For me, faith now means accepting that I will never have the answers to these theological ruminations. As it is, I simply don’t want to believe that a benevolent God with the capacity to answer prayer would actively “bless” a privileged minority with comfortable lives and healthy families, while leaving many others to endure the worst kinds of suffering. As comforting as it is to believe that God is an omnipotent micromanager who is perpetually on-call to answer our prayers, it seems far more likely that the beautiful and devastating things that happen in our lives are all part and parcel of the broken world we live in—a world whose ongoing chaos just happens to benefit some people more than others. And yet, if God is real, it is not for me to define His nature or His role in the universe. The truth is that I simply don’t know.
But one thing I do know is that, while my grief for Leah has brought me to the darkest emotional places imaginable, it has not left me without faith. When I began writing this post, I had intended to discuss an article that I encountered about a month after Leah’s death. Like the post mentioned above, this viral story documented a family whose baby girl, Jocelyn, had been born alive and seemingly healthy after prenatal testing delivered a fatal medical prognosis. Christian media platforms and social media users naturally clung to this story like a barnacle, praising God for rewarding the family’s unwavering faith with His miraculous healing. I remember how this ignited visceral rage within me while my grief was still so fresh and raw—how dare these people give glory to God for healing this baby after He stood by and allowed my daughter to suffer and die.

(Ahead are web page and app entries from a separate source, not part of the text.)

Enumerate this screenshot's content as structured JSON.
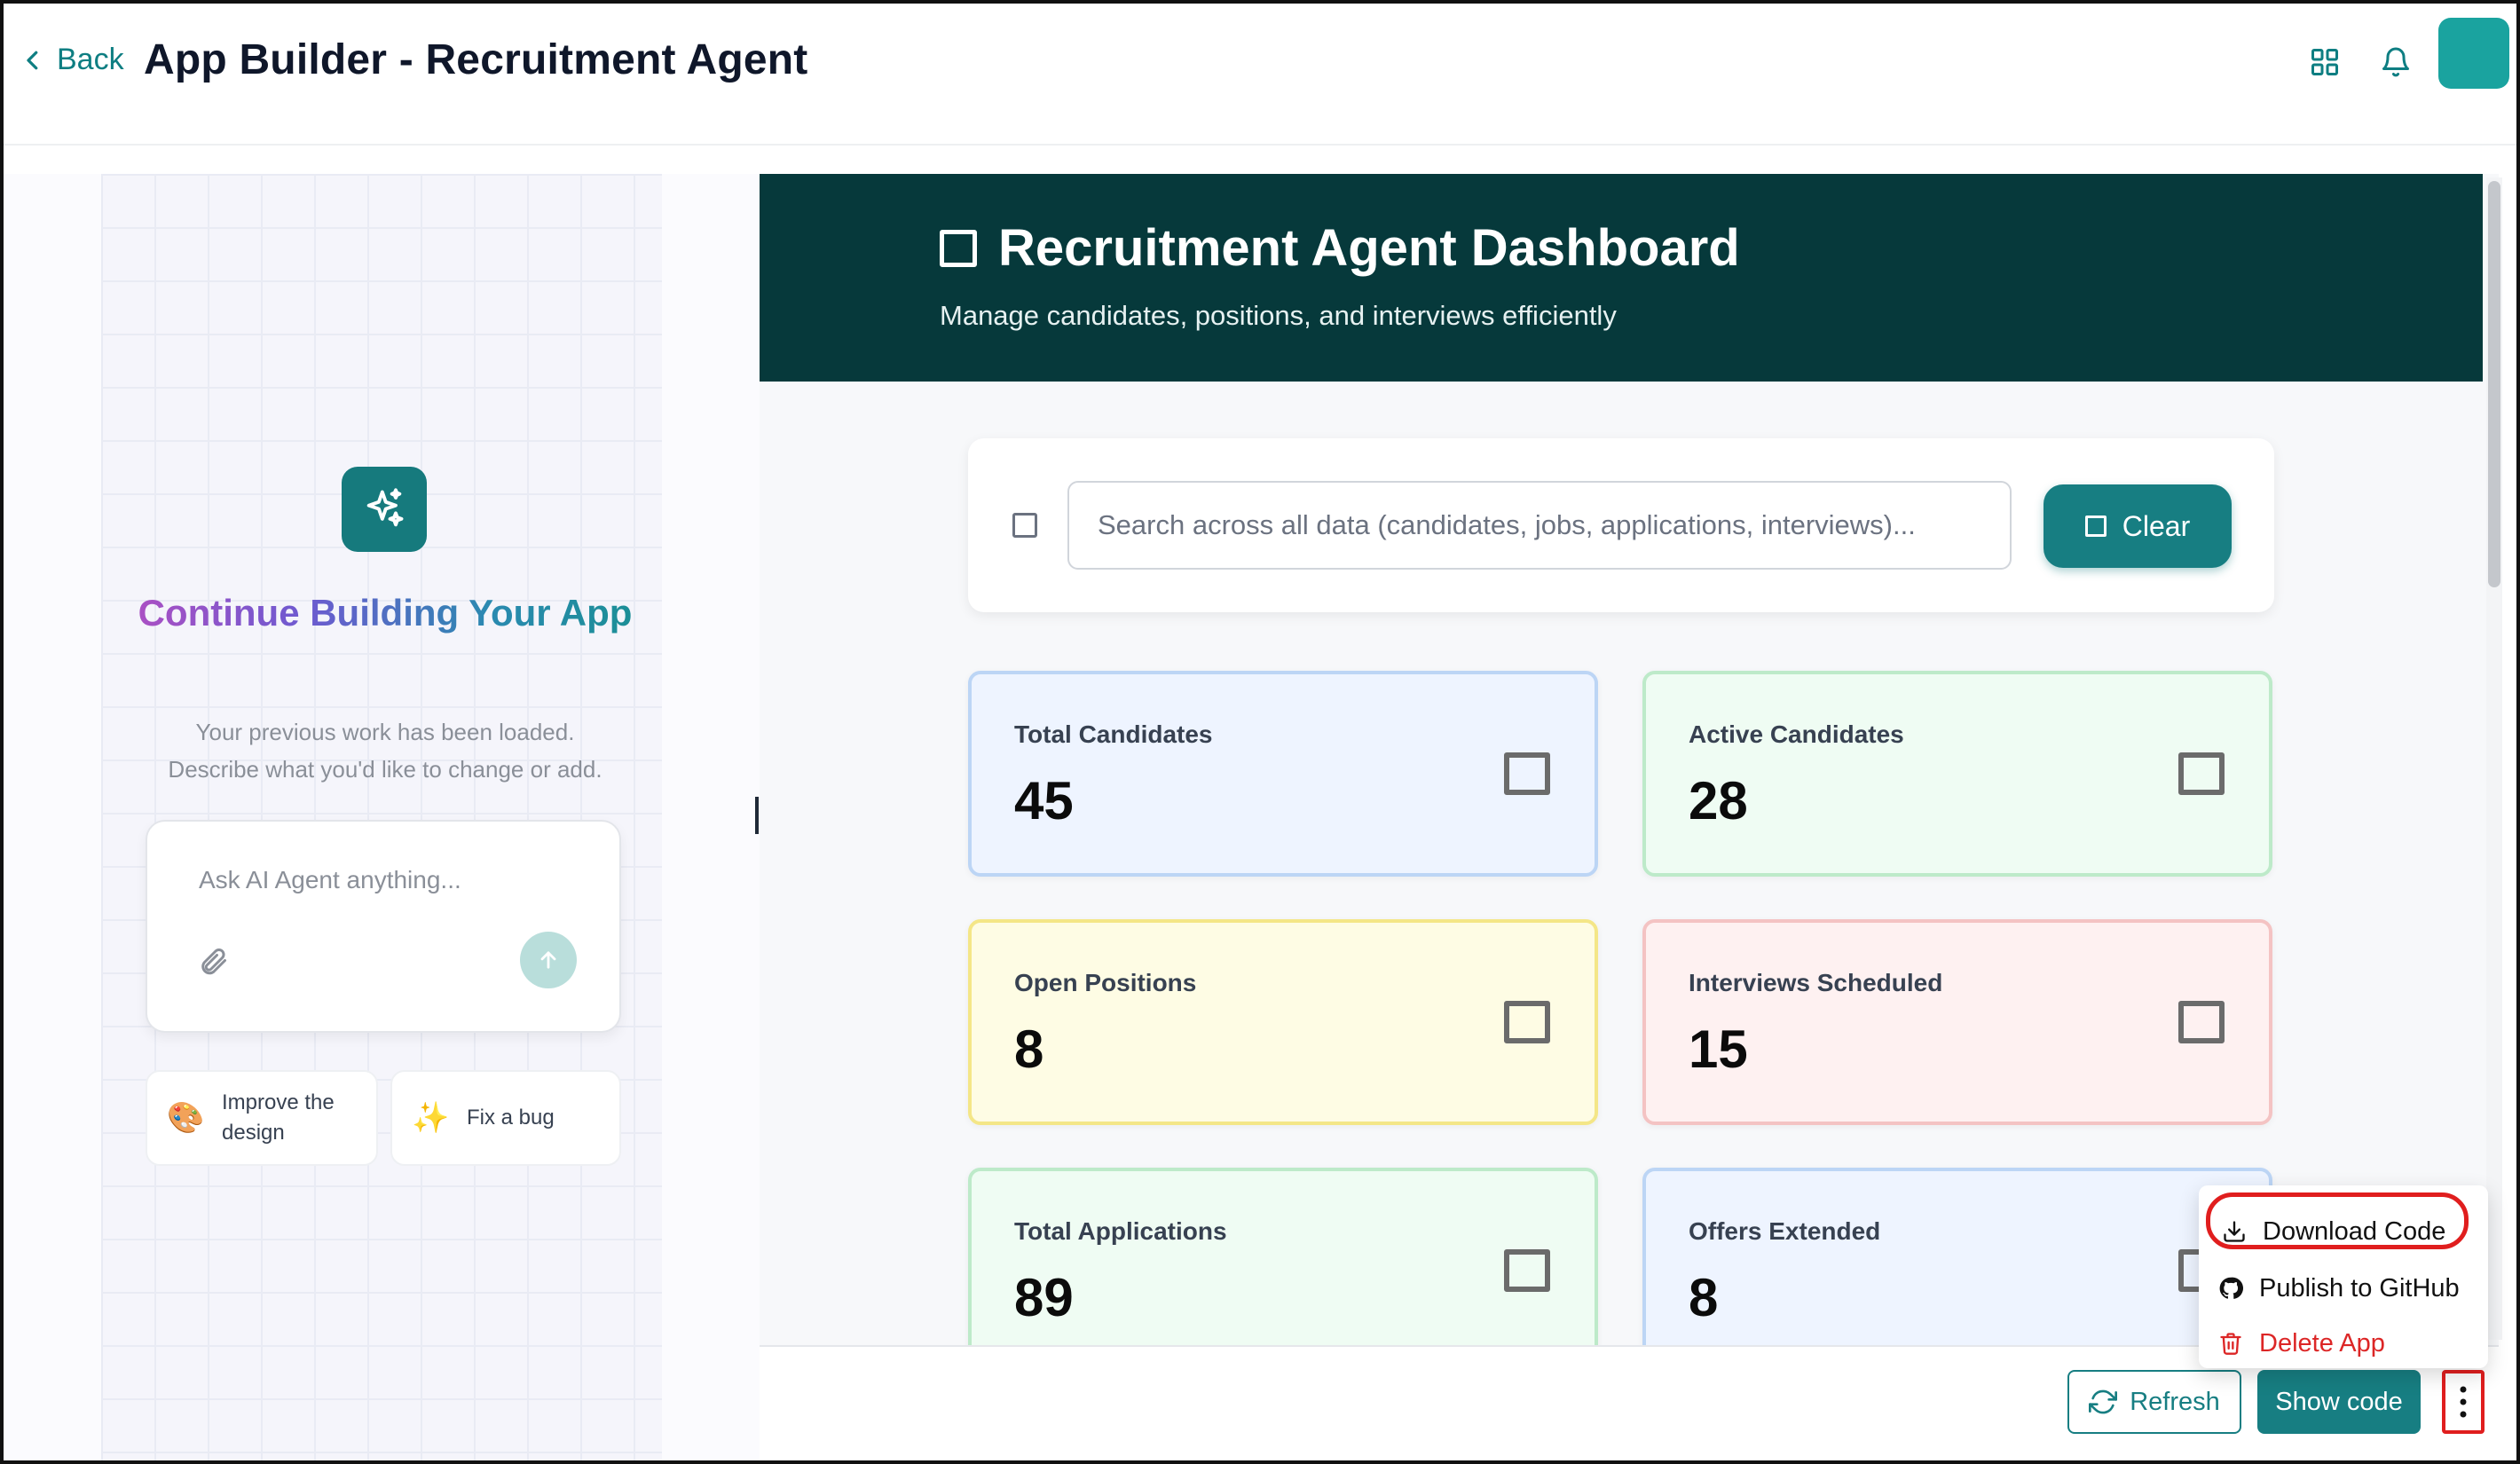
{
  "header": {
    "back_label": "Back",
    "title": "App Builder - Recruitment Agent",
    "accent_color": "#0e7e82",
    "avatar_color": "#1aa39f"
  },
  "builder_panel": {
    "heading": "Continue Building Your App",
    "subtitle_line1": "Your previous work has been loaded.",
    "subtitle_line2": "Describe what you'd like to change or add.",
    "input_placeholder": "Ask AI Agent anything...",
    "suggestions": [
      {
        "emoji": "🎨",
        "label": "Improve the design"
      },
      {
        "emoji": "✨",
        "label": "Fix a bug"
      }
    ]
  },
  "dashboard": {
    "title": "Recruitment Agent Dashboard",
    "subtitle": "Manage candidates, positions, and interviews efficiently",
    "header_color": "#06393b",
    "search_placeholder": "Search across all data (candidates, jobs, applications, interviews)...",
    "clear_label": "Clear",
    "stats": [
      {
        "label": "Total Candidates",
        "value": "45",
        "color": "blue"
      },
      {
        "label": "Active Candidates",
        "value": "28",
        "color": "green"
      },
      {
        "label": "Open Positions",
        "value": "8",
        "color": "yellow"
      },
      {
        "label": "Interviews Scheduled",
        "value": "15",
        "color": "red"
      },
      {
        "label": "Total Applications",
        "value": "89",
        "color": "green"
      },
      {
        "label": "Offers Extended",
        "value": "8",
        "color": "blue"
      }
    ]
  },
  "footer": {
    "refresh_label": "Refresh",
    "show_code_label": "Show code"
  },
  "more_menu": {
    "items": [
      {
        "label": "Download Code",
        "icon": "download-icon"
      },
      {
        "label": "Publish to GitHub",
        "icon": "github-icon"
      },
      {
        "label": "Delete App",
        "icon": "trash-icon",
        "danger": true
      }
    ],
    "highlight_color": "#e01e1e"
  }
}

As it turns out, while she had initially beaten the odds by making it into the world alive, baby Jocelyn died suddenly of continued complications at three months old—despite her family’s continued hope, faith, and prayers. When I read this update (which, unsurprisingly, did not spread across the Christian corners of the internet like wildfire), I broke down and cried. I cried for Jocelyn’s mother, who was walking the same devastating path as me and the other loss mamas I know. I also spent some time looking at photos of her beautiful baby girl, who was still so loved and cherished by her family. And then, seemingly out of nowhere, it hit me: If there is a God, and if there is a Heaven, Jocelyn is there with my own much-loved daughter right now, along with all the other children whose unjust deaths have left gaping wounds on their parents’ hearts.
Do I know this for sure? No, of course not.

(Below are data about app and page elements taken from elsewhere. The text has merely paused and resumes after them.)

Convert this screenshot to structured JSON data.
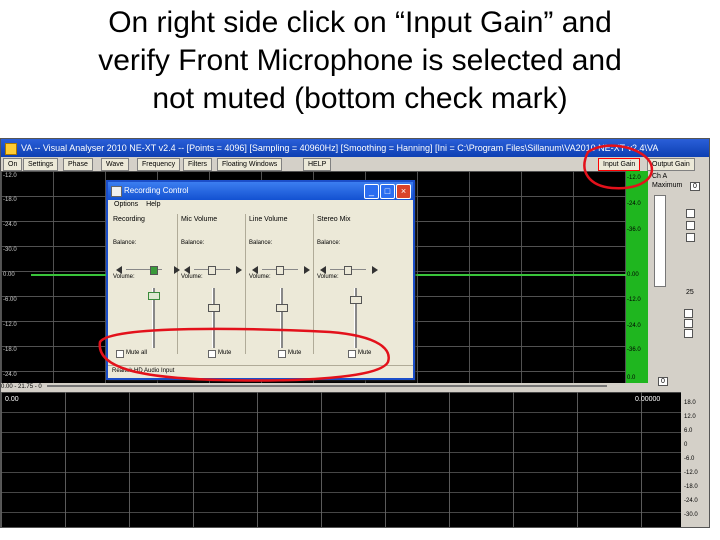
{
  "heading": {
    "line1": "On right side click on “Input Gain” and",
    "line2": "verify Front Microphone is selected and",
    "line3": "not muted (bottom check mark)"
  },
  "app": {
    "title": "VA -- Visual Analyser 2010 NE-XT v2.4 -- [Points = 4096] [Sampling = 40960Hz] [Smoothing = Hanning] [Ini = C:\\Program Files\\Sillanum\\VA2010 NE-XT v2.4\\VA",
    "toolbar": [
      "On",
      "Settings",
      "Phase",
      "Wave",
      "Frequency",
      "Filters",
      "Floating Windows",
      "HELP"
    ],
    "input_gain": "Input Gain",
    "output_gain": "Output Gain",
    "scope_y_labels": [
      "-12.0",
      "-18.0",
      "-24.0",
      "-30.0",
      "0.00",
      "-6.00",
      "-12.0",
      "-18.0",
      "-24.0"
    ],
    "meter_labels": [
      "-12.0",
      "-24.0",
      "-36.0",
      "0.00",
      "-12.0",
      "-24.0",
      "-36.0",
      "0.0"
    ],
    "meter_bottom": "0.0",
    "status_left": "0.00 - 21.75 - 0",
    "spectrum_left": "0.00",
    "spectrum_right": "0.00000",
    "right_panel": {
      "ch_label": "Ch A",
      "line1": "Maximum",
      "counter_top": "0",
      "counter_bottom": "0",
      "value": "25"
    },
    "spectrum_scale": [
      "18.0",
      "12.0",
      "6.0",
      "0",
      "-6.0",
      "-12.0",
      "-18.0",
      "-24.0",
      "-30.0"
    ]
  },
  "dialog": {
    "title": "Recording Control",
    "menu": [
      "Options",
      "Help"
    ],
    "columns": [
      {
        "name": "Recording",
        "mute_label": "Mute all"
      },
      {
        "name": "Mic Volume",
        "mute_label": "Mute"
      },
      {
        "name": "Line Volume",
        "mute_label": "Mute"
      },
      {
        "name": "Stereo Mix",
        "mute_label": "Mute"
      }
    ],
    "balance_label": "Balance:",
    "volume_label": "Volume:",
    "status": "Realtek HD Audio Input"
  },
  "annotation_color": "#e3111b"
}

Do I hope this is true? Yes, with every fiber of my being.
You see, my current understanding of faith is that it isn’t synonymous with certainty. For some Christians, this may not qualify as “true” faith at all. But for now it is the best that my shattered heart and broken spirit can muster. And, despite what other people may theologize, I believe it is enough.